Mean Elasticity 3.702 6.088 6.088 3.702
Median Elasticity 3.298 5.455 5.455 3.298

5 percentile lambda ratio 0.832 0.832 0.789 0.789


Median lambda ratio 0.956 0.956 0.954 0.954
95 percentile lambda ratio 1.028 1.030 1.031 1.031

Import price bias 0.959 0.983 0.971 0.958


Import log-change weight 0.224 0.224 0.185 0.185
Compensating variation (%) 0.940 0.396 0.549 0.795

23
Figure 1

Growth in imports

0.35

0.30
import / domestic absorbtion

0.25

China, 1998-2008
0.20

0.15
Mexico, 1990-2000

0.10

0.05

0.00
years

Figure 2

Growth in GDP per capita

250
index (1990 = 100 and 1998 = 100)

China, 1998-2008
200

150

Mexico, 1990-2000

100

50

24
Figure 3

25
Figure 4

Real GDP indices, capital-abundant country

110

free trade

108

autarky
106
index

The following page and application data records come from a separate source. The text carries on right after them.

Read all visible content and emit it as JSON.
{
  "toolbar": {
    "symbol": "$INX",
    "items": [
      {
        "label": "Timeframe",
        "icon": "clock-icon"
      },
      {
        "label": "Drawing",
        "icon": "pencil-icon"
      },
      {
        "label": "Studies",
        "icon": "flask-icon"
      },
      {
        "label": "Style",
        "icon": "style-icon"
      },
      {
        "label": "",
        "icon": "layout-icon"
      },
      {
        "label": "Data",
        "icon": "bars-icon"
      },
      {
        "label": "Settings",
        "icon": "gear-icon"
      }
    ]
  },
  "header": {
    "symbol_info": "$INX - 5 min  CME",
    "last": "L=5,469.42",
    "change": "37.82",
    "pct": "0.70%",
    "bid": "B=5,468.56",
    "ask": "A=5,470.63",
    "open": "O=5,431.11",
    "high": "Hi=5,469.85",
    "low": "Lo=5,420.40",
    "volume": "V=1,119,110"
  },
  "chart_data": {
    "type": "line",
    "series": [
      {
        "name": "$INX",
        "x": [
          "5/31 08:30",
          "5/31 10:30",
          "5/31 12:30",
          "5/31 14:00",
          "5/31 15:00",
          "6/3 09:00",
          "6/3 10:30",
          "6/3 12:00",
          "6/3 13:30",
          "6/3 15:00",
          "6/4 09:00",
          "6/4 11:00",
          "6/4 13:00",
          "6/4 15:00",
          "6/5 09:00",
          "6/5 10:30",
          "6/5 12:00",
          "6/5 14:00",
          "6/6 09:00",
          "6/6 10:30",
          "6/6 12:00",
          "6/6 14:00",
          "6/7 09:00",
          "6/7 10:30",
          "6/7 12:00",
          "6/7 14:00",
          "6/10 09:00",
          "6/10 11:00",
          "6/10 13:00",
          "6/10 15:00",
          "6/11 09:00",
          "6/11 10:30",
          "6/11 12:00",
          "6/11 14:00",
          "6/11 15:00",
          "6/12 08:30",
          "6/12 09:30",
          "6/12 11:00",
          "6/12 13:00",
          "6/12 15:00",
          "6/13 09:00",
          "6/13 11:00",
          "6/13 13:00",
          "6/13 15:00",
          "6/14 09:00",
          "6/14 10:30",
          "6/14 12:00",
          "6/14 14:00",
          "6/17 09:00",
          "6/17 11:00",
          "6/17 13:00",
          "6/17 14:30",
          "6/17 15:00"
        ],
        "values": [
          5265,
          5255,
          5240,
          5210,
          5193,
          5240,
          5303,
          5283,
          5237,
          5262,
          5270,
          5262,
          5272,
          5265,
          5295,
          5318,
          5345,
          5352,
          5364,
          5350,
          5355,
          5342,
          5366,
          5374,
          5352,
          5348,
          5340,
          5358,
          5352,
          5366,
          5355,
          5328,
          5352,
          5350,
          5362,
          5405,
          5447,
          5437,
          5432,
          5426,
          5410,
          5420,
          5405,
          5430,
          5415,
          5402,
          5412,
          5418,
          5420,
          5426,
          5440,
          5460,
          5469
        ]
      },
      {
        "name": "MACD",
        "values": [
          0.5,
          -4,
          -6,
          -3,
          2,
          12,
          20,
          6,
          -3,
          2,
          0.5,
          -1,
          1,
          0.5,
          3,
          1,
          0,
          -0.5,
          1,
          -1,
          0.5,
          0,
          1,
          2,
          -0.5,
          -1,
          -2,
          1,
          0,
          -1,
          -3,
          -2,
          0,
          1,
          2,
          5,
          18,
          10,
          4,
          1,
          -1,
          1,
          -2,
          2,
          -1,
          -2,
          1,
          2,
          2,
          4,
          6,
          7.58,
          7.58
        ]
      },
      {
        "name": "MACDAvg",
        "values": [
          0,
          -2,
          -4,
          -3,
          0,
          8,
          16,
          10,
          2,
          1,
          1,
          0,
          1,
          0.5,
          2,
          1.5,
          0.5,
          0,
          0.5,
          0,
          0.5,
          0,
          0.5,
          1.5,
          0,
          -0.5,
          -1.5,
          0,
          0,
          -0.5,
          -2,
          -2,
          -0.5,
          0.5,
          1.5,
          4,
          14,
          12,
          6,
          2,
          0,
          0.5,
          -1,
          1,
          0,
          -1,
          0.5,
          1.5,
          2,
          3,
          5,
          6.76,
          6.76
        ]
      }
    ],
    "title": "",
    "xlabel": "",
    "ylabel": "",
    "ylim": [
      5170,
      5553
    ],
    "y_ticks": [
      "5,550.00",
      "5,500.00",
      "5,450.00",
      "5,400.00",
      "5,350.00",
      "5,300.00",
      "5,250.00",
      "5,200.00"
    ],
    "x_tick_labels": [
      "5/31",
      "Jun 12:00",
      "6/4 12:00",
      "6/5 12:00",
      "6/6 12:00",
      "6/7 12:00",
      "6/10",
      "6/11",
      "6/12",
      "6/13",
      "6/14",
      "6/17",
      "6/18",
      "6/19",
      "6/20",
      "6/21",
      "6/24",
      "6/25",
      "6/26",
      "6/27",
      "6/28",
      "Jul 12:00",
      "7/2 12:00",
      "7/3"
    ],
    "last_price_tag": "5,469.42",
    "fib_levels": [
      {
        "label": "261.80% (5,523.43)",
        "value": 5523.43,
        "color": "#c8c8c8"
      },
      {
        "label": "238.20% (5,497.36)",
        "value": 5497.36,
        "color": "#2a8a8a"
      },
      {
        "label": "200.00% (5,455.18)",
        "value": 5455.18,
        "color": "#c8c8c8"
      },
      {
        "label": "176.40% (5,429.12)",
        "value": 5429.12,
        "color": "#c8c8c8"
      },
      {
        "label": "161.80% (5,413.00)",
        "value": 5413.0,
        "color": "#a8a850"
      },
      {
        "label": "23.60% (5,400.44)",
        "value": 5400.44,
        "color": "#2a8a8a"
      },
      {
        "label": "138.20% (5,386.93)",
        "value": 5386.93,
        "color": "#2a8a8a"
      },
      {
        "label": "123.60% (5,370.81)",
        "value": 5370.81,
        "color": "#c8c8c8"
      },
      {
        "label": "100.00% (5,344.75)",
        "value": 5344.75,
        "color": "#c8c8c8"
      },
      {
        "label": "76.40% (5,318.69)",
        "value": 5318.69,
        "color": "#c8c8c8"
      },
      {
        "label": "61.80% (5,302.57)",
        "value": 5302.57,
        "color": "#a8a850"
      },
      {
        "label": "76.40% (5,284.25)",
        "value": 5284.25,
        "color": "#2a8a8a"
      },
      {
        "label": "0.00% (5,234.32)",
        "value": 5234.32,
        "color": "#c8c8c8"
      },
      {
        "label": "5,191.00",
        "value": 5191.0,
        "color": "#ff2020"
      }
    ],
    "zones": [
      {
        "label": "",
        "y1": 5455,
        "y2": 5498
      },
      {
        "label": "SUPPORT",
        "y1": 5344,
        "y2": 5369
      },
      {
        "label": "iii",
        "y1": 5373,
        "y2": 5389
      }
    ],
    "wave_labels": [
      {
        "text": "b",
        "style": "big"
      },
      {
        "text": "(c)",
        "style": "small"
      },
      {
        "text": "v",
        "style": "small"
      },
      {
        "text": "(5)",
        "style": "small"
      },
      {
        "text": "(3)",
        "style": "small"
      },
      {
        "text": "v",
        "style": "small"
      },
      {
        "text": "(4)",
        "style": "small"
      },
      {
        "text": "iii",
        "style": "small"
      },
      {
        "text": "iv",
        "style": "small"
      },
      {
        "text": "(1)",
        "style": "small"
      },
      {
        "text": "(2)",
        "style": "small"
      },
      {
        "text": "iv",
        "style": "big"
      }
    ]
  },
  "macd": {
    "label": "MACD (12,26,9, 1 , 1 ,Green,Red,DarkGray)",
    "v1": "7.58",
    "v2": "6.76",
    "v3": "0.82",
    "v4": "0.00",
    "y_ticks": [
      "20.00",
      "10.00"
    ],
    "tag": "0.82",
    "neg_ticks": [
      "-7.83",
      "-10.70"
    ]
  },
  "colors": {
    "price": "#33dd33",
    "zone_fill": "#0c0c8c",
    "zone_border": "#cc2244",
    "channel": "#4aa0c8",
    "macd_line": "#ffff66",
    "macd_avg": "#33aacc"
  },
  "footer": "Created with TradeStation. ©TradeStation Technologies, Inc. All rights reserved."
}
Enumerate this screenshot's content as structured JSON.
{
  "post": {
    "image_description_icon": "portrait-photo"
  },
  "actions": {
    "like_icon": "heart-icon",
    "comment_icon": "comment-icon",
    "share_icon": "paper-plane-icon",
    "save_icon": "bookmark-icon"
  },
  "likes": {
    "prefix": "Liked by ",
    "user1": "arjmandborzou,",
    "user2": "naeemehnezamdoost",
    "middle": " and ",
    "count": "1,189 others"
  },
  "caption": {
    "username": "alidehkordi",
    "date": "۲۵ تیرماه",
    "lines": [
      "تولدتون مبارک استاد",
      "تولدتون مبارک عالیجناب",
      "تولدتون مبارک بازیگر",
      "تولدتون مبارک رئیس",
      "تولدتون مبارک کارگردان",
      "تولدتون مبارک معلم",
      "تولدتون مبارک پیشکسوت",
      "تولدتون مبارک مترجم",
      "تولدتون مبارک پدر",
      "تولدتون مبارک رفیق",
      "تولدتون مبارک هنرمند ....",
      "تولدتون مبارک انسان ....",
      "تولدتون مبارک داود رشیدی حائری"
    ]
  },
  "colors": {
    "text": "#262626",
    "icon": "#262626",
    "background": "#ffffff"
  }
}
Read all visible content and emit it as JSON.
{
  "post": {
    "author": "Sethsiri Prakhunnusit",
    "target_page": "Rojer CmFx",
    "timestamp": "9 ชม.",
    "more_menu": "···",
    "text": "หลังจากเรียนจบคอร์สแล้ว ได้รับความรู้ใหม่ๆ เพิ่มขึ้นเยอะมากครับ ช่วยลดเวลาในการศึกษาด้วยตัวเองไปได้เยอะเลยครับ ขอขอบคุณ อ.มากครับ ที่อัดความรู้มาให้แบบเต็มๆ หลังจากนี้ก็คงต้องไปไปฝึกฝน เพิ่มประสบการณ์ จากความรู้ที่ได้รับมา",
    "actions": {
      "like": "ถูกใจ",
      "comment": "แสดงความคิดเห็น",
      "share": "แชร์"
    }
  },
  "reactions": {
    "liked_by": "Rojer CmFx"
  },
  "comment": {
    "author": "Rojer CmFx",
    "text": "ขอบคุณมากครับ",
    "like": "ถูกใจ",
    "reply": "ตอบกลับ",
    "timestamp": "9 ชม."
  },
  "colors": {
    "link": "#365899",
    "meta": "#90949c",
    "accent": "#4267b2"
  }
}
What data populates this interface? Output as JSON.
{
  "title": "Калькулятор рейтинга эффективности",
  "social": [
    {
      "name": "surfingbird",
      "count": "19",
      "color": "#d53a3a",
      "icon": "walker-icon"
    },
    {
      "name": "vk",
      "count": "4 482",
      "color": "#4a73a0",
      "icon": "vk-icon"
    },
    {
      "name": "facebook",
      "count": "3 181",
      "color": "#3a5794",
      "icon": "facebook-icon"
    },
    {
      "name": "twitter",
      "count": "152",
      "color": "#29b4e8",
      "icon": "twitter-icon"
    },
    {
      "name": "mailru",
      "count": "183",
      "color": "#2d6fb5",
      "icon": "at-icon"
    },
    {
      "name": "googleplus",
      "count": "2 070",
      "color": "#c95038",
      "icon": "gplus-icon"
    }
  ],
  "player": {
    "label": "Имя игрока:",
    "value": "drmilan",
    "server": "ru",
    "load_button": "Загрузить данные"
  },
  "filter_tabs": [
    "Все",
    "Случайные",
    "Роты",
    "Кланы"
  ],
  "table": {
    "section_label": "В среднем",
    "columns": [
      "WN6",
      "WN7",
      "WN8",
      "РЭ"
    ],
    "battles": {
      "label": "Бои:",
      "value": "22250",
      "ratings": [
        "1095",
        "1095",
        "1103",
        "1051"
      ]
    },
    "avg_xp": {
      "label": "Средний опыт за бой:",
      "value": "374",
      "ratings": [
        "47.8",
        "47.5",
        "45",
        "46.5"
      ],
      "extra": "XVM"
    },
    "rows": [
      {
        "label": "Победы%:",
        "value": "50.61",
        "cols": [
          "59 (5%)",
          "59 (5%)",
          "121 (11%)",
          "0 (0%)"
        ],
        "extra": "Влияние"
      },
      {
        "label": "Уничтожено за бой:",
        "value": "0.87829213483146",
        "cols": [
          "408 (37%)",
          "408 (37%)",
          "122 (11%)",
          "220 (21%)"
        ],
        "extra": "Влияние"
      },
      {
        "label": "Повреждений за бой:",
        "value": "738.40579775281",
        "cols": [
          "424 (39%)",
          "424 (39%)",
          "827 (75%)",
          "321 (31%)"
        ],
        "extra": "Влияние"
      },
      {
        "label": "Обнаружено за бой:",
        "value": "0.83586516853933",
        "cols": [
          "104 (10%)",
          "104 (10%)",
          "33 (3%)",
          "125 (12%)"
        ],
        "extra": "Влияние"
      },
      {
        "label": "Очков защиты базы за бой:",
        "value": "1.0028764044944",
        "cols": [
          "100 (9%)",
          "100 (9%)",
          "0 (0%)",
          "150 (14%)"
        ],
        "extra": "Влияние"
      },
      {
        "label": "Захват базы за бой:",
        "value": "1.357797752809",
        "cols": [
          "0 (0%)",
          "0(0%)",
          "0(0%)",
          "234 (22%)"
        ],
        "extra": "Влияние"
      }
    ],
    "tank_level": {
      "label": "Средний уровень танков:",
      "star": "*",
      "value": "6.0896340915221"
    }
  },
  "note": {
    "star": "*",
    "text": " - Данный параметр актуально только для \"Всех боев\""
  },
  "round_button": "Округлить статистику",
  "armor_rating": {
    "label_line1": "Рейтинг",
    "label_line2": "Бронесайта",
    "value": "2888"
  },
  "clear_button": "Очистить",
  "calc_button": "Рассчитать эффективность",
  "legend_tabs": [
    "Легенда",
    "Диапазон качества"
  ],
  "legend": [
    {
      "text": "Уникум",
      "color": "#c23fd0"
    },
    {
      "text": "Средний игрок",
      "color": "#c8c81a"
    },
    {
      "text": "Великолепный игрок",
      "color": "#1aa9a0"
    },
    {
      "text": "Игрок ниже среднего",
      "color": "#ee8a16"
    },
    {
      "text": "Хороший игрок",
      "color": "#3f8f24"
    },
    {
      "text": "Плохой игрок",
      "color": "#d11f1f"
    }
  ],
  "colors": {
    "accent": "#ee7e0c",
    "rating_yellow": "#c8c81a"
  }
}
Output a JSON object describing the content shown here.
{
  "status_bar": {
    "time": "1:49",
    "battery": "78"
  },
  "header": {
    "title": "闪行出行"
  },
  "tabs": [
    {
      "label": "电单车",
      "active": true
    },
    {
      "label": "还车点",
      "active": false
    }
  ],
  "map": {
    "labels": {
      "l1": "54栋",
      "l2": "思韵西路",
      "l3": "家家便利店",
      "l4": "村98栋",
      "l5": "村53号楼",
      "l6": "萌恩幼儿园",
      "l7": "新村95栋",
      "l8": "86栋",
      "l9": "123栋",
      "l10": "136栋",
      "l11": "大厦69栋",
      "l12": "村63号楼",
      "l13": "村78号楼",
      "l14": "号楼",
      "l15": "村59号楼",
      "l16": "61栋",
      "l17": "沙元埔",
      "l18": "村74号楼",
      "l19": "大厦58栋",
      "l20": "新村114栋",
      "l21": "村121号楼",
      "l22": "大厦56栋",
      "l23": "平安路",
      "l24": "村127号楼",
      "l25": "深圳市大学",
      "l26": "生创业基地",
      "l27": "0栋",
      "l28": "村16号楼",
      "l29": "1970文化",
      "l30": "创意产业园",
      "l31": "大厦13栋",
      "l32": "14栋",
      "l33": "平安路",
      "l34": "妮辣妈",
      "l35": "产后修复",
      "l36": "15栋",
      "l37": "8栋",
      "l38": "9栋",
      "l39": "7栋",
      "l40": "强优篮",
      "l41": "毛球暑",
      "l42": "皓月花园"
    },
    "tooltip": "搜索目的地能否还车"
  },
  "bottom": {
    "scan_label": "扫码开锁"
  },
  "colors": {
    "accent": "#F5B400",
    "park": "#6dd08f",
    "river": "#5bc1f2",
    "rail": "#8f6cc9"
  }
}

104

102

100
0 1 2 3 4 5 6 7 8 9 10

Figure 5

Real GDP indices, capital-poor country

145

140

135 autarky

130

125
index

120
free trade
115

110

105

100
0 1 2 3 4 5 6 7 8 9 10

26
Figure 6

Real GDP growth rates: free trade

16

14
capital-poor
country
12

10
index

6 capital-
abundant
country
4

0
0 1 2 3 4 5 6 7 8 9 10

27